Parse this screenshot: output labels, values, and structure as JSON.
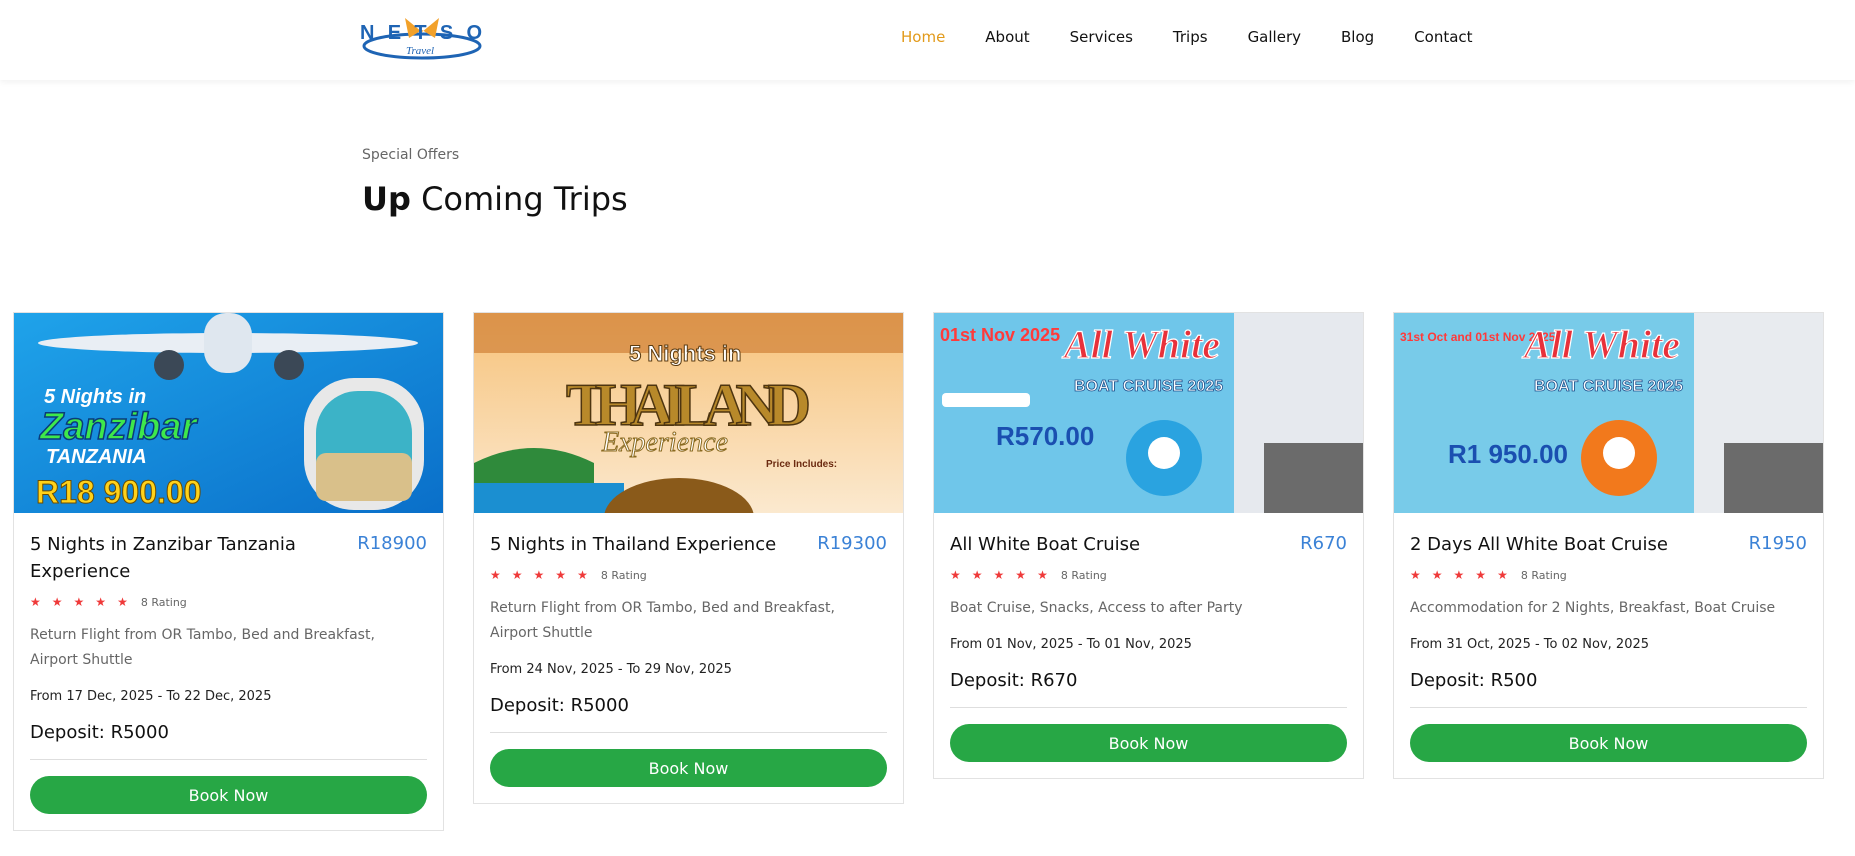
{
  "header": {
    "logo_text": "NETSO",
    "logo_subtext": "Travel",
    "nav": [
      {
        "label": "Home",
        "active": true
      },
      {
        "label": "About",
        "active": false
      },
      {
        "label": "Services",
        "active": false
      },
      {
        "label": "Trips",
        "active": false
      },
      {
        "label": "Gallery",
        "active": false
      },
      {
        "label": "Blog",
        "active": false
      },
      {
        "label": "Contact",
        "active": false
      }
    ]
  },
  "section": {
    "eyebrow": "Special Offers",
    "title_bold": "Up",
    "title_rest": " Coming Trips"
  },
  "colors": {
    "accent_orange": "#e29a1a",
    "price_blue": "#3b82d6",
    "button_green": "#27a745",
    "star_red": "#ef3a3a"
  },
  "trips": [
    {
      "title": "5 Nights in Zanzibar Tanzania Experience",
      "price": "R18900",
      "stars": 5,
      "rating_text": "8 Rating",
      "description": "Return Flight from OR Tambo, Bed and Breakfast, Airport Shuttle",
      "dates": "From 17 Dec, 2025 - To 22 Dec, 2025",
      "deposit": "Deposit: R5000",
      "button": "Book Now",
      "image": {
        "line1": "5 Nights in",
        "line2": "Zanzibar",
        "line3": "TANZANIA",
        "line4": "R18 900.00"
      }
    },
    {
      "title": "5 Nights in Thailand Experience",
      "price": "R19300",
      "stars": 5,
      "rating_text": "8 Rating",
      "description": "Return Flight from OR Tambo, Bed and Breakfast, Airport Shuttle",
      "dates": "From 24 Nov, 2025 - To 29 Nov, 2025",
      "deposit": "Deposit: R5000",
      "button": "Book Now",
      "image": {
        "line1": "5 Nights in",
        "line2": "THAILAND",
        "line3": "Experience",
        "line4": "Price Includes:"
      }
    },
    {
      "title": "All White Boat Cruise",
      "price": "R670",
      "stars": 5,
      "rating_text": "8 Rating",
      "description": "Boat Cruise, Snacks, Access to after Party",
      "dates": "From 01 Nov, 2025 - To 01 Nov, 2025",
      "deposit": "Deposit: R670",
      "button": "Book Now",
      "image": {
        "line1": "01st Nov 2025",
        "line2": "All White",
        "line3": "BOAT CRUISE 2025",
        "line4": "R570.00"
      }
    },
    {
      "title": "2 Days All White Boat Cruise",
      "price": "R1950",
      "stars": 5,
      "rating_text": "8 Rating",
      "description": "Accommodation for 2 Nights, Breakfast, Boat Cruise",
      "dates": "From 31 Oct, 2025 - To 02 Nov, 2025",
      "deposit": "Deposit: R500",
      "button": "Book Now",
      "image": {
        "line1": "31st Oct and 01st Nov 2025",
        "line2": "All White",
        "line3": "BOAT CRUISE 2025",
        "line4": "R1 950.00"
      }
    }
  ]
}
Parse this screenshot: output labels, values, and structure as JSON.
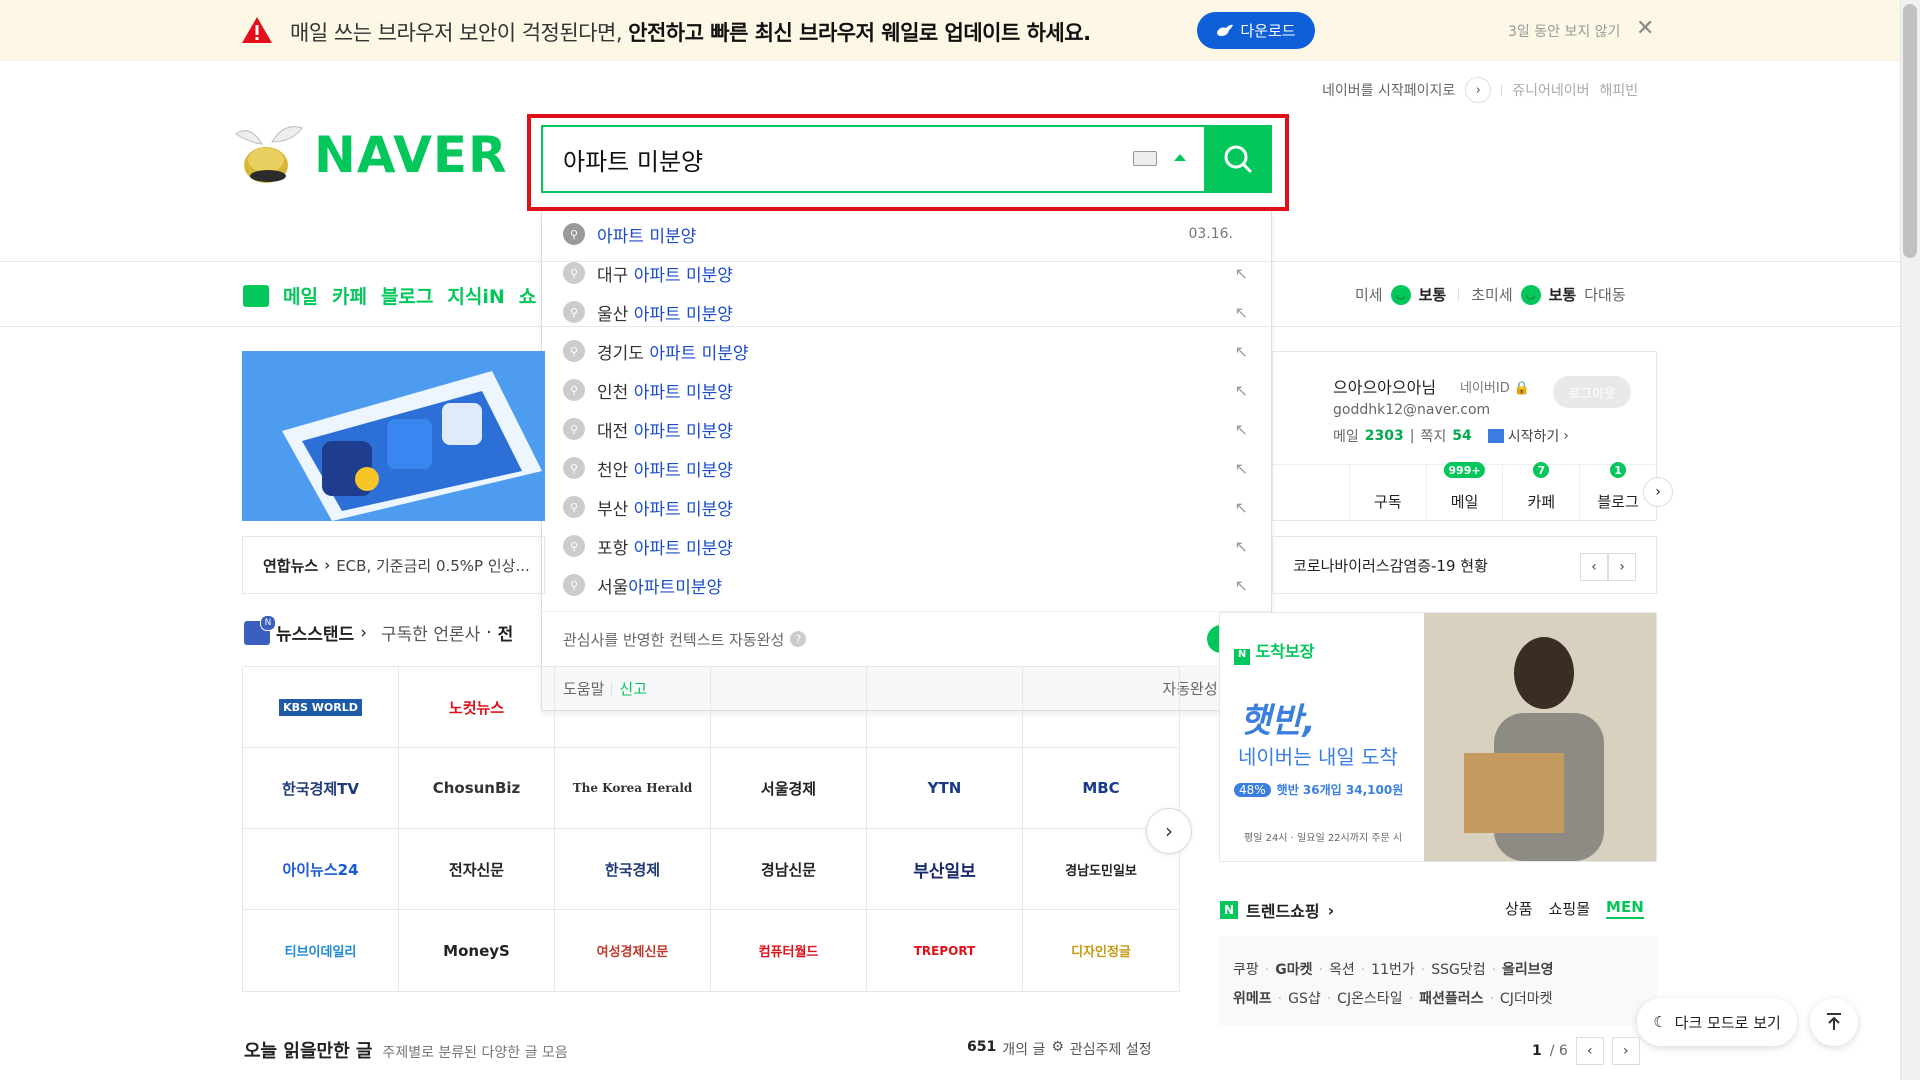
{
  "banner": {
    "text_normal": "매일 쓰는 브라우저 보안이 걱정된다면, ",
    "text_bold": "안전하고 빠른 최신 브라우저 웨일로 업데이트 하세요.",
    "download_label": "다운로드",
    "hide_label": "3일 동안 보지 않기",
    "close_glyph": "✕",
    "accent": "#0e5fd8"
  },
  "toplinks": {
    "startpage": "네이버를 시작페이지로",
    "junior": "쥬니어네이버",
    "happybean": "해피빈"
  },
  "logo": {
    "text": "NAVER",
    "color": "#03c75a"
  },
  "search": {
    "query": "아파트 미분양",
    "suggestions": [
      {
        "prefix": "",
        "hl": "아파트 미분양",
        "date": "03.16.",
        "history": true
      },
      {
        "prefix": "대구 ",
        "hl": "아파트 미분양"
      },
      {
        "prefix": "울산 ",
        "hl": "아파트 미분양"
      },
      {
        "prefix": "경기도 ",
        "hl": "아파트 미분양"
      },
      {
        "prefix": "인천 ",
        "hl": "아파트 미분양"
      },
      {
        "prefix": "대전 ",
        "hl": "아파트 미분양"
      },
      {
        "prefix": "천안 ",
        "hl": "아파트 미분양"
      },
      {
        "prefix": "부산 ",
        "hl": "아파트 미분양"
      },
      {
        "prefix": "포항 ",
        "hl": "아파트 미분양"
      },
      {
        "prefix": "서울",
        "hl": "아파트미분양"
      }
    ],
    "context_label": "관심사를 반영한 컨텍스트 자동완성",
    "context_toggle_on": true,
    "help": "도움말",
    "report": "신고",
    "autocomplete_off": "자동완성 끄기"
  },
  "nav": {
    "items": [
      "메일",
      "카페",
      "블로그",
      "지식iN",
      "쇼"
    ]
  },
  "weather": {
    "fine_dust": "미세",
    "fine_dust_status": "보통",
    "ultrafine": "초미세",
    "ultrafine_status": "보통",
    "location": "다대동"
  },
  "news": {
    "source": "연합뉴스",
    "headline": "ECB, 기준금리 0.5%P 인상..."
  },
  "newsstand": {
    "title": "뉴스스탠드",
    "subscribed": "구독한 언론사",
    "cut": "전",
    "logos": [
      "KBS WORLD",
      "노컷뉴스",
      "",
      "",
      "",
      "",
      "한국경제TV",
      "ChosunBiz",
      "The Korea Herald",
      "서울경제",
      "YTN",
      "MBC",
      "아이뉴스24",
      "전자신문",
      "한국경제",
      "경남신문",
      "부산일보",
      "경남도민일보",
      "티브이데일리",
      "MoneyS",
      "여성경제신문",
      "컴퓨터월드",
      "TREPORT",
      "디자인정글"
    ]
  },
  "read": {
    "title": "오늘 읽을만한 글",
    "subtitle": "주제별로 분류된 다양한 글 모음",
    "count": "651",
    "count_unit": "개의 글",
    "interest": "관심주제 설정"
  },
  "login": {
    "nickname": "으아으아으아님",
    "id_label": "네이버ID",
    "logout": "로그아웃",
    "email": "goddhk12@naver.com",
    "mail_label": "메일",
    "mail_count": "2303",
    "note_label": "쪽지",
    "note_count": "54",
    "start_label": "시작하기",
    "tabs": [
      {
        "label": "",
        "badge": ""
      },
      {
        "label": "구독",
        "badge": ""
      },
      {
        "label": "메일",
        "badge": "999+"
      },
      {
        "label": "카페",
        "badge": "7"
      },
      {
        "label": "블로그",
        "badge": "1"
      }
    ]
  },
  "covid": {
    "text": "코로나바이러스감염증-19 현황"
  },
  "shopad": {
    "brand": "도착보장",
    "headline1": "햇반,",
    "headline2": "네이버는 내일 도착",
    "discount": "48%",
    "product": "햇반 36개입 34,100원",
    "note": "평일 24시 · 일요일 22시까지 주문 시"
  },
  "trend": {
    "title": "트렌드쇼핑",
    "tabs": [
      "상품",
      "쇼핑몰",
      "MEN"
    ]
  },
  "shops": {
    "row1": [
      "쿠팡",
      "G마켓",
      "옥션",
      "11번가",
      "SSG닷컴",
      "올리브영"
    ],
    "row2": [
      "위메프",
      "GS샵",
      "CJ온스타일",
      "패션플러스",
      "CJ더마켓"
    ]
  },
  "page": {
    "current": "1",
    "total": "/ 6"
  },
  "floating": {
    "dark_mode": "다크 모드로 보기"
  }
}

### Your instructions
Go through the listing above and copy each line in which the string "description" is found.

### Written answer
      "description": "Return Flight from OR Tambo, Bed and Breakfast, Airport Shuttle",
      "description": "Return Flight from OR Tambo, Bed and Breakfast, Airport Shuttle",
      "description": "Boat Cruise, Snacks, Access to after Party",
      "description": "Accommodation for 2 Nights, Breakfast, Boat Cruise",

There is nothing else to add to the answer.